Iskwew Air brings some love to Bella Coola

The Indigenous, female-owned airline touched down in Bella Coola on Sept. 29

Bella Coola got a special treat on Sept. 29 when Indigenous-owned charter airline service, Iskwew Air, visited the community through their AirLIFT program, which is delivering essential goods to Indigenous communities all over the province.

The airline and the Indigenous LIFT Collective are collaborating in service of Indigenous peoples and communities in the challenging times of COVID-19. When welcomed in, AirLIFT flies essential goods and supplies to Indigenous communities in British Columbia.

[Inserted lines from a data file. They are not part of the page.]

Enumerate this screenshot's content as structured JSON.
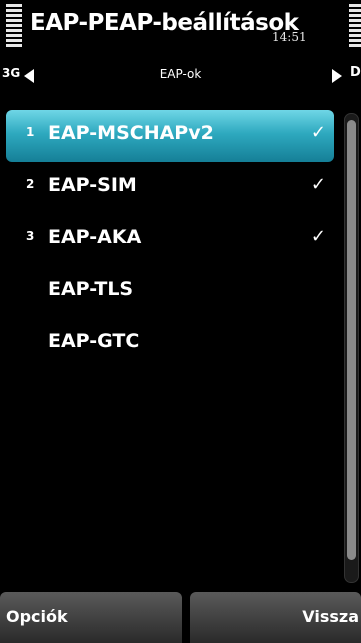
{
  "status": {
    "title": "EAP-PEAP-beállítások",
    "time": "14:51",
    "network": "3G"
  },
  "nav": {
    "title": "EAP-ok",
    "next_clip": "D"
  },
  "list": {
    "items": [
      {
        "num": "1",
        "label": "EAP-MSCHAPv2",
        "check": "✓"
      },
      {
        "num": "2",
        "label": "EAP-SIM",
        "check": "✓"
      },
      {
        "num": "3",
        "label": "EAP-AKA",
        "check": "✓"
      },
      {
        "num": "",
        "label": "EAP-TLS",
        "check": ""
      },
      {
        "num": "",
        "label": "EAP-GTC",
        "check": ""
      }
    ]
  },
  "softkeys": {
    "left": "Opciók",
    "right": "Vissza"
  },
  "colors": {
    "selection": "#2ea9bf",
    "background": "#000000"
  }
}
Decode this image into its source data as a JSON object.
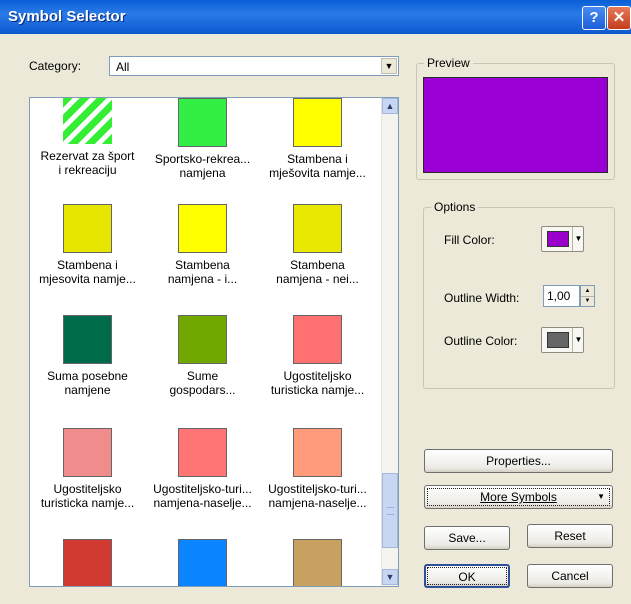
{
  "window": {
    "title": "Symbol Selector",
    "help_glyph": "?",
    "close_glyph": "✕"
  },
  "category": {
    "label": "Category:",
    "value": "All"
  },
  "scroll": {
    "up_glyph": "▲",
    "down_glyph": "▼"
  },
  "symbols": [
    {
      "label": "Rezervat za šport\ni rekreaciju",
      "color": "#33ee33",
      "pattern": "hatch"
    },
    {
      "label": "Sportsko-rekrea...\nnamjena",
      "color": "#33ee44"
    },
    {
      "label": "Stambena i\nmješovita namje...",
      "color": "#ffff00"
    },
    {
      "label": "Stambena i\nmjesovita namje...",
      "color": "#e6e600"
    },
    {
      "label": "Stambena\nnamjena - i...",
      "color": "#ffff00"
    },
    {
      "label": "Stambena\nnamjena - nei...",
      "color": "#e8e800"
    },
    {
      "label": "Suma posebne\nnamjene",
      "color": "#006b4a"
    },
    {
      "label": "Sume\ngospodars...",
      "color": "#70a800"
    },
    {
      "label": "Ugostiteljsko\nturisticka namje...",
      "color": "#ff7070"
    },
    {
      "label": "Ugostiteljsko\nturisticka namje...",
      "color": "#f08c8c"
    },
    {
      "label": "Ugostiteljsko-turi...\nnamjena-naselje...",
      "color": "#ff7575"
    },
    {
      "label": "Ugostiteljsko-turi...\nnamjena-naselje...",
      "color": "#ff9a7a"
    },
    {
      "label": "",
      "color": "#d03a30"
    },
    {
      "label": "",
      "color": "#0a84ff"
    },
    {
      "label": "",
      "color": "#c8a060"
    }
  ],
  "preview": {
    "label": "Preview",
    "color": "#9a00d6"
  },
  "options": {
    "label": "Options",
    "fill_color_label": "Fill Color:",
    "fill_color": "#9900cc",
    "outline_width_label": "Outline Width:",
    "outline_width": "1,00",
    "outline_color_label": "Outline Color:",
    "outline_color": "#666666"
  },
  "buttons": {
    "properties": "Properties...",
    "more_symbols": "More Symbols",
    "save": "Save...",
    "reset": "Reset",
    "ok": "OK",
    "cancel": "Cancel"
  }
}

Provided by a crowdfunding campaign , the goods brought in include masks, sanitizer, gloves, cleaning supplies, soap and skin care, garden seeds and tools, safety equipment, wellness kits and much more!

Some supplies are donated, while others are sourced from Indigenous and women-owned businesses when possible.

“I’ve been watching the weather waiting to get in,” said Teara Fraser, Iskwew Air’s founder and Lead Executive Officer. “We had to go to Alert Bay today too, so it was the perfect time. And the flight was beautiful.

Iskwew Air, pronounced ISS-KWAY-YO, is a female-owned and operated charter airline service. Iskwew is a Cree word for woman. The name was chosen to celebrate the first Indigenous woman owned airline, all women, and all those lifting women. Its founder and Lead Executive Officer, Teara Fraser, is Metis and the first Indigenous woman to launch an airline in Canada.

Iskwew Air is currently based out of the South Terminal in Vancouver and currently provides, an all-weather, 24-hour aircraft charter service throughout British Columbia, in their twin-engine aircraft, the Sweetgrass Warrior.

Fraser’s trip was organized by the WKTNC (Wuikinuxv Kitasoo Nuxalk Tribal Council) and her cargo included essential items such as hand sanitizer, homemade masks, cleaning supplies and even veggies. These will all be distributed to the community by volunteers.

Fraser has been a commercial pilot for just over 20 years and says it was “transformational” to her life. She loves to see others fall in love with flight and is inspired by connecting people with our changing land.